Grady Booch:

Architecture represents the significant design decisions that shape a system, where significant is measured by cost of change

Stefan Tilkov:

Whatever the architect considers important enough to merit their attention

Graph of software scaling dimensions

Different organizations and applications will require different architectures, and those architectures will change over time

Cases:

#1 Non-Extensible Extensibility

Highly customizable multi-tenant e-commerce solution with lots of features, which has to balance between large customers with specific needs and small customers with generic needs

  • If you attempt to design something that satisfies everybody, you will satisfy nobody.
  • Highly specific is often preferable to generic

#2 Perilously fine-grained

Large-scale B2B food retailer building a new logistics system, hired >200 developers to build a microservice-based system. Each developer “owned” a microservice, which was hell to scale. Eventually moved away from ‘EntityService’ pattern

  • Everybody wants to be Netflix but nobody is
  • Small is not always beautiful
  • Refactoring within team boundaries much easier than globally
  • Ignore organizational parameters at your own risk

#3 Your system WILL be dynamic

Large-scale insurance system with >100 developers. 2 releases / year with 2-week modeling period What if you miss this slot?

  • Centralized responsibility hurts
  • Faces with too much rigidity, a way around the rules will be found
  • Just because you’re used to it doesn’t make it acceptable

#4 Free-style Architecture

A small E-Commerce / Online shop which grew fast to 100-120 developers over ~10 self-contained teams

  • Avoid increasing the numbers of developers if you can
  • Move to system of systems
  • If you don’t actively create an architecture, be prepared to deal with the one that emerges.
  • Loose coupling requires very few rules, but they need to be enforced strictly

Strength of decoupling

#5 Cancerous Growth

Financial services provider with independent brokers as clients, 20 years of company history. Spun off new company and just copied system and then shared the database. Also implemented own encryption in Borland C++ and noticed bug after encryption own database

  • Successful systems often end up with the worst architecture
  • Unmanaged evolution will lead to complete chaos
  • Don’t be afraid of some light architectural governance

#6 Improve with less intelligence

Bank with multiple CotS systems, phased out proprietary solution to replace with OSS. Replaced “Magical Integration Broker” with much more simple dockerized pubsub solution.

Final Takeaways

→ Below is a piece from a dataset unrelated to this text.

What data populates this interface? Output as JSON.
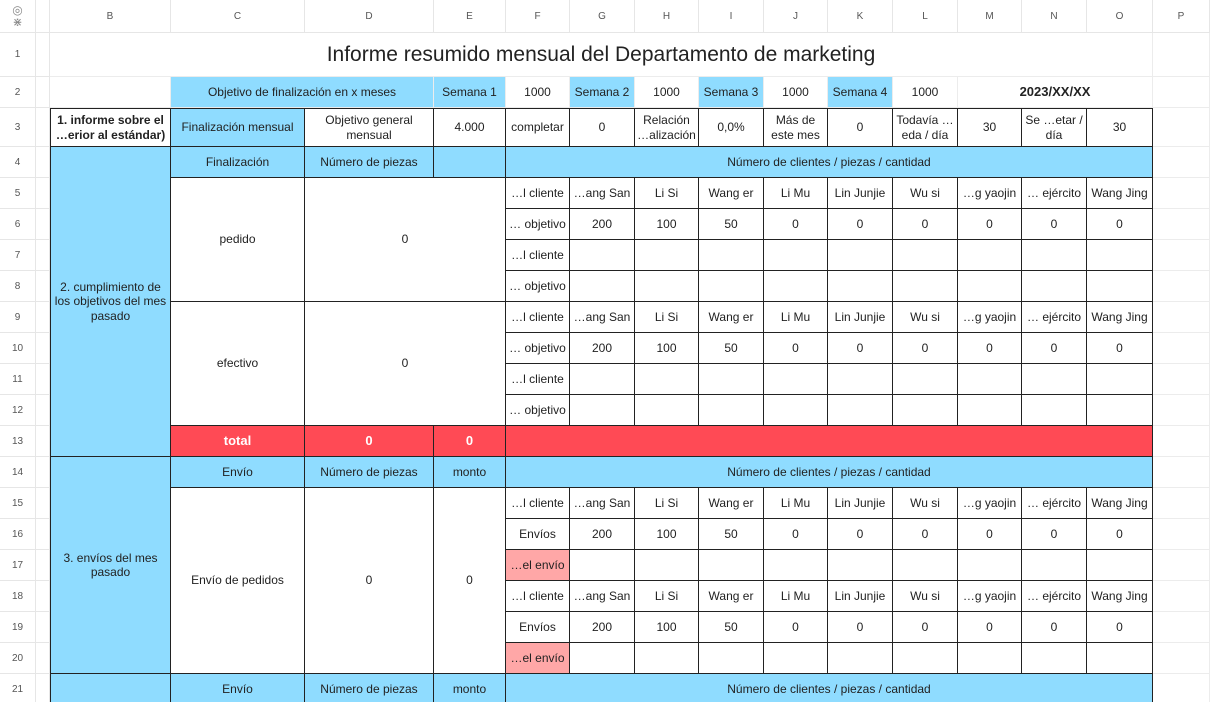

  1. Don’t be afraid of architecture
  2. Choose the simplest thing that will work
  3. Create evolvable structures
  4. Manage your system’s architectural evolution
  5. Don’t create road blocks - create value and get out of the way

Have a talk you want to see notes on? E-mail mark@mrh.io